One of my favorite times of the day is the drive to school with my girls. In a world of constant hustle and bustle, I love the uninterrupted conversation the commute provides with my two daughters.
On one particular day, the conversation centered around an upcoming seventh-grade student government election. In line with the Girl Scout G.I.R.L. categories (Go-Getter, Innovator, Risk-Taker, Leader), I believe my eldest to be a risk-taker. She is confident putting herself out there for new opportunities and in the face of defeat, and she is resilient. With my own interests of developing leadership in myself and others, I was excited she had taken an interest in student government. She had worked hard developing her platform, creating campaign materials and speaking with her peers.

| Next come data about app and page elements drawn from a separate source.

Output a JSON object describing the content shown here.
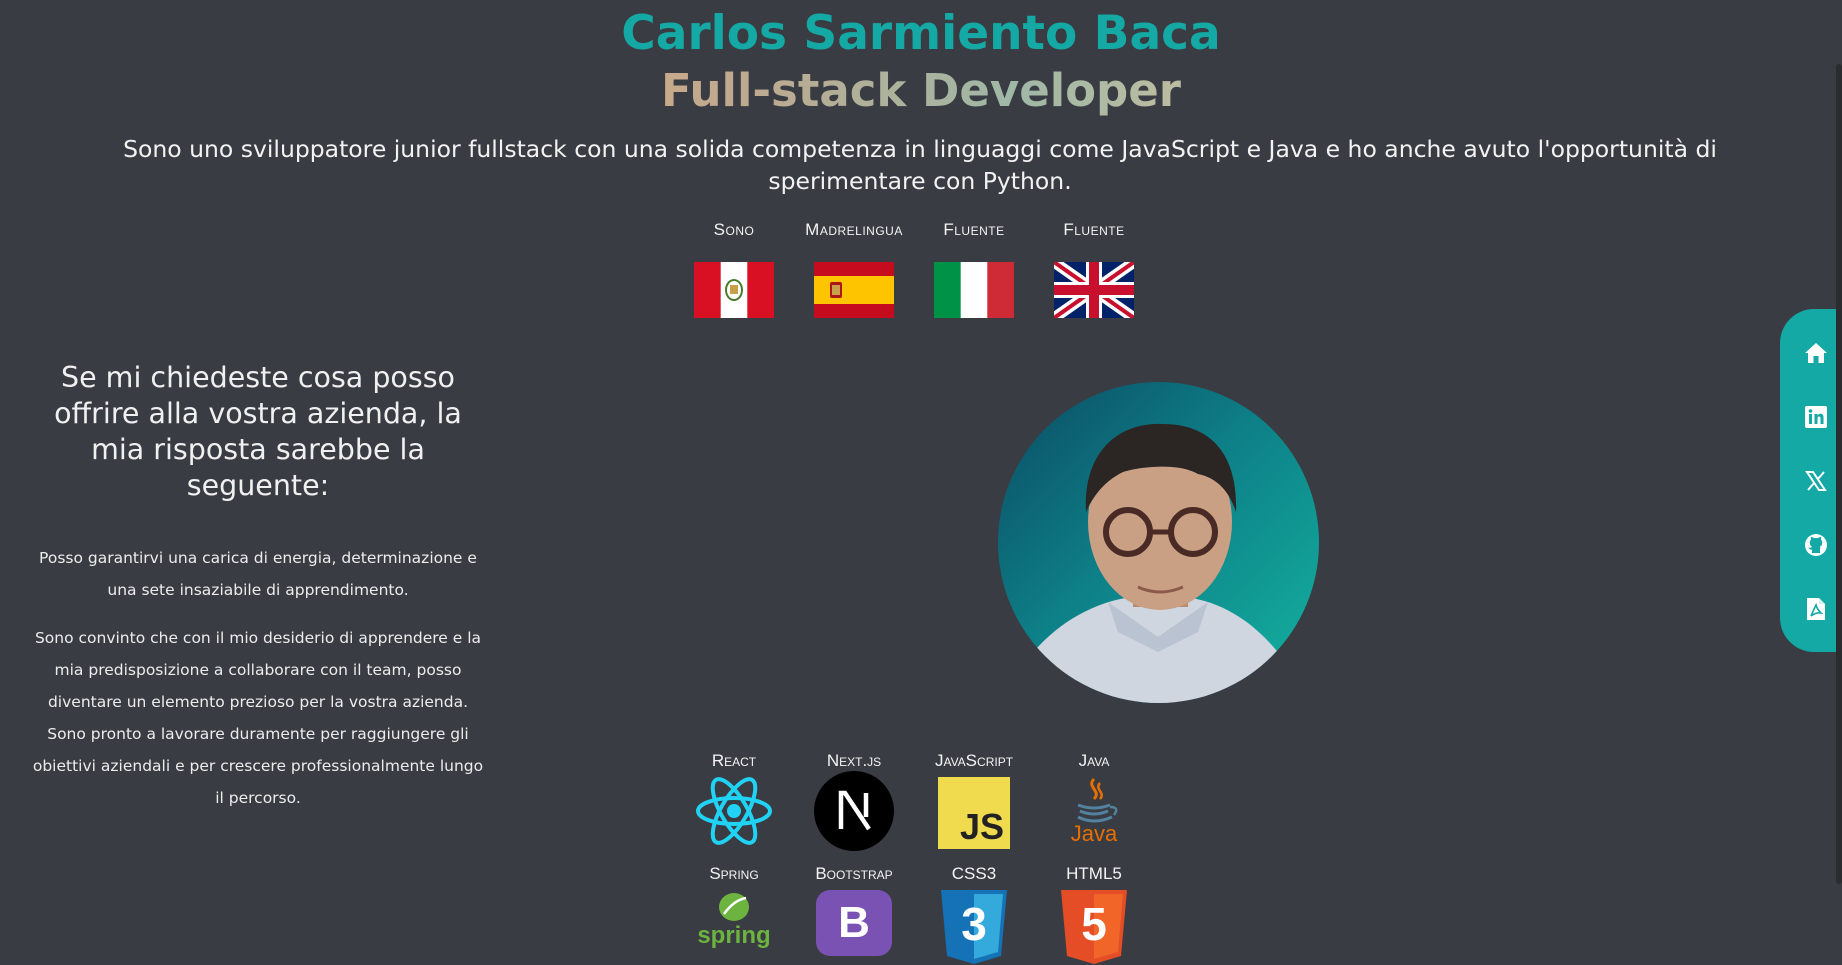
{
  "header": {
    "name": "Carlos Sarmiento Baca",
    "role": "Full-stack Developer"
  },
  "intro": "Sono uno sviluppatore junior fullstack con una solida competenza in linguaggi come JavaScript e Java e ho anche avuto l'opportunità di sperimentare con Python.",
  "languages": [
    {
      "label": "Sono",
      "flag": "peru-flag"
    },
    {
      "label": "Madrelingua",
      "flag": "spain-flag"
    },
    {
      "label": "Fluente",
      "flag": "italy-flag"
    },
    {
      "label": "Fluente",
      "flag": "uk-flag"
    }
  ],
  "pitch": {
    "title": "Se mi chiedeste cosa posso offrire alla vostra azienda, la mia risposta sarebbe la seguente:",
    "p1": "Posso garantirvi una carica di energia, determinazione e una sete insaziabile di apprendimento.",
    "p2": "Sono convinto che con il mio desiderio di apprendere e la mia predisposizione a collaborare con il team, posso diventare un elemento prezioso per la vostra azienda. Sono pronto a lavorare duramente per raggiungere gli obiettivi aziendali e per crescere professionalmente lungo il percorso."
  },
  "tech": [
    {
      "label": "React",
      "icon": "react-icon"
    },
    {
      "label": "Next.js",
      "icon": "nextjs-icon"
    },
    {
      "label": "JavaScript",
      "icon": "javascript-icon",
      "text": "JS"
    },
    {
      "label": "Java",
      "icon": "java-icon",
      "text": "Java"
    },
    {
      "label": "Spring",
      "icon": "spring-icon",
      "text": "spring"
    },
    {
      "label": "Bootstrap",
      "icon": "bootstrap-icon",
      "text": "B"
    },
    {
      "label": "CSS3",
      "icon": "css3-icon",
      "text": "3"
    },
    {
      "label": "HTML5",
      "icon": "html5-icon",
      "text": "5"
    }
  ],
  "social": [
    "home-icon",
    "linkedin-icon",
    "x-icon",
    "github-icon",
    "pdf-icon"
  ],
  "colors": {
    "background": "#393c42",
    "accent": "#14a9a4"
  }
}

Seeing this commitment made this parent very proud.
With a natural interest, I inquired how she thought the election would go. My daughter’s expression changed to disappointment. “I won’t get it.”

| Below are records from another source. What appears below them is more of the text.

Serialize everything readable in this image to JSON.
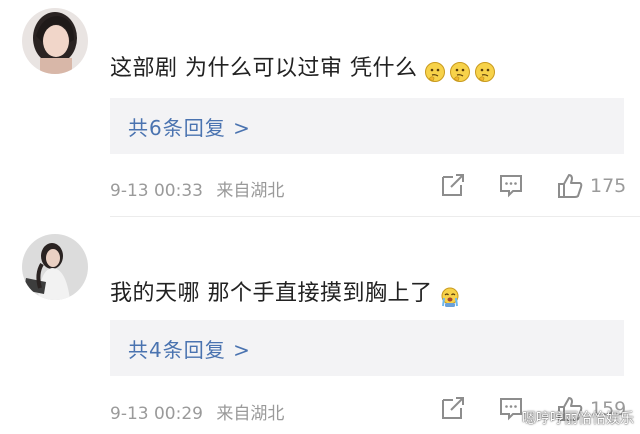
{
  "comments": [
    {
      "text": "这部剧 为什么可以过审 凭什么",
      "reply_link": "共6条回复 >",
      "timestamp": "9-13 00:33",
      "source": "来自湖北",
      "like_count": "175",
      "emojis": [
        "thinking-face",
        "thinking-face",
        "thinking-face"
      ]
    },
    {
      "text": "我的天哪 那个手直接摸到胸上了",
      "reply_link": "共4条回复 >",
      "timestamp": "9-13 00:29",
      "source": "来自湖北",
      "like_count": "159",
      "emojis": [
        "crying-face"
      ]
    }
  ],
  "watermark": "嗯哼哼丽怡怡娱乐",
  "colors": {
    "link": "#4a73b0",
    "meta": "#9a9a9a",
    "reply_bg": "#f3f3f5",
    "text": "#222222"
  },
  "icons": [
    "share-icon",
    "comment-icon",
    "like-icon"
  ]
}
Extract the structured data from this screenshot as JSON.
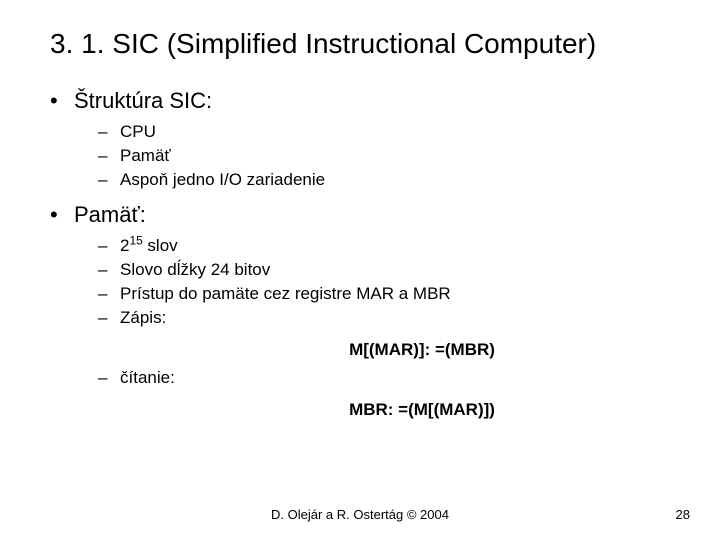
{
  "title": "3. 1. SIC (Simplified Instructional Computer)",
  "b1": {
    "heading": "Štruktúra SIC:",
    "items": [
      "CPU",
      "Pamäť",
      "Aspoň jedno I/O zariadenie"
    ]
  },
  "b2": {
    "heading": "Pamäť:",
    "word_base": "2",
    "word_exp": "15",
    "word_tail": " slov",
    "items": [
      "Slovo dĺžky 24 bitov",
      "Prístup do pamäte cez registre MAR a MBR",
      "Zápis:"
    ],
    "formula1": "M[(MAR)]: =(MBR)",
    "read_label": "čítanie:",
    "formula2": "MBR: =(M[(MAR)])"
  },
  "footer": "D. Olejár a R. Ostertág © 2004",
  "page": "28"
}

“Hmmm,” I thought, “What about Sarah?”—another very active and bright girl in her grade. “No, she won’t get it either,” replied my daughter. Shocked, because I believed both girls to be great candidates, I exasperatedly asked, “Well, who do you think will win then?”
My daughter mentioned a boy in her classroom who I hadn’t heard her bring up before. “He will win,” she said, “because none of the girls will vote for each other.”

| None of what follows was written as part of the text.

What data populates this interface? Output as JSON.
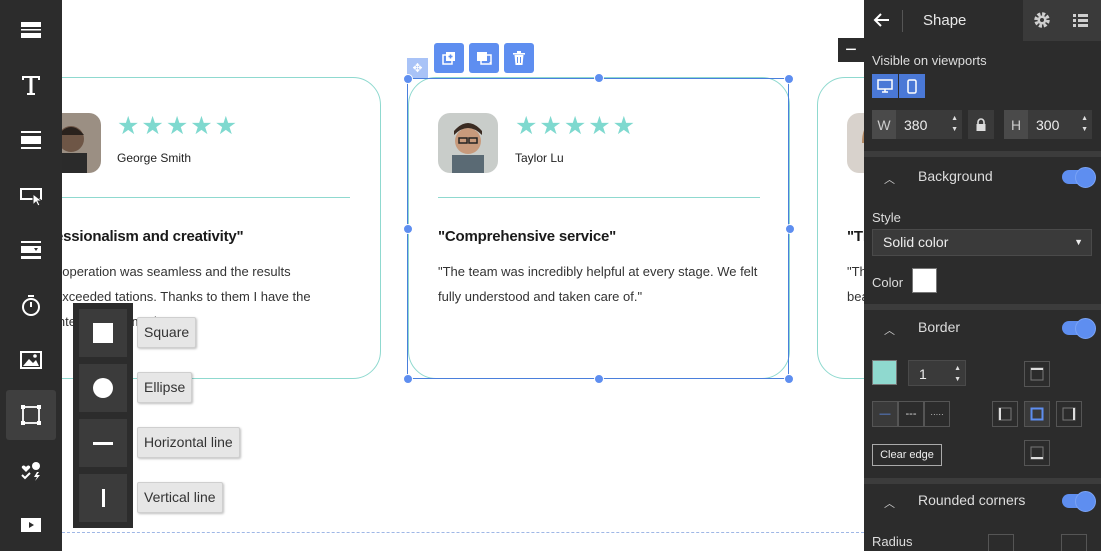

My entire life has been devoted to supporting women and children. I believe they are the future. As CEO of Girl Scouts Heart of the South, this has become not only a personal but professional goal. Though everything I do is towards building girls of courage, confidence and character, nothing is more eye-opening than hearing from your own children the truths of society that you are working to combat. Since that day, I’ve heard that response echo in my head. It has become the driving focus for my already present dream of empowering girls and women. I came into work after that interaction determined to do something about this problem.
As I began telling the story, I realized so many women and girls have been affected by comparison and competition. We knew we were onto something. Out of a normal mother-daughter conversation, the Stand Beside Her Movement was developed.
We’ve all been affected by the constant comparison and competition. The cattiness between girls and the lack of support is something I witnessed with my daughter’s seventh-grade classmates, but with some reflection I knew it really began even earlier. It doesn’t end in middle school, but continues into adulthood. In the media, television shows and advertisements display women in conflict and turn it into entertainment. In the workplace, women find themselves being pit against each other instead of opening the door for more women at the table. Moms shame other moms. Daughters hear and bear witness to the competition—and the cycle of negativity continues.
At 9 years old, a girl’s self-esteem peaks—and then takes a nose dive. 39 percent of girls have been put down or discouraged when trying to lead. As a concerned citizen and mother raising two girls, I dream of a world where women Stand Beside Her—a world where girls are supported to fulfill their dreams and reach their full potential. It’s time to stop the cycle of constant comparison and competition.
The facts affecting women are already unbearable. Only 5 percent of Fortune 500 CEOS are women and the year it is estimated that women will reach parity with men in leadership roles in our country is 2085. We can’t fill that gap alone. The National Stand Beside Her Movement is a call to action to mentor, support and develop women and girls; to end comparison and competition and create more collaboration and support for one another. I want to encourage you to join the conversation.
Become a part of the movement—for the next generation of women leaders and the girl you once were. Take a stand with us—now, during Stand Beside Her Week, and every week.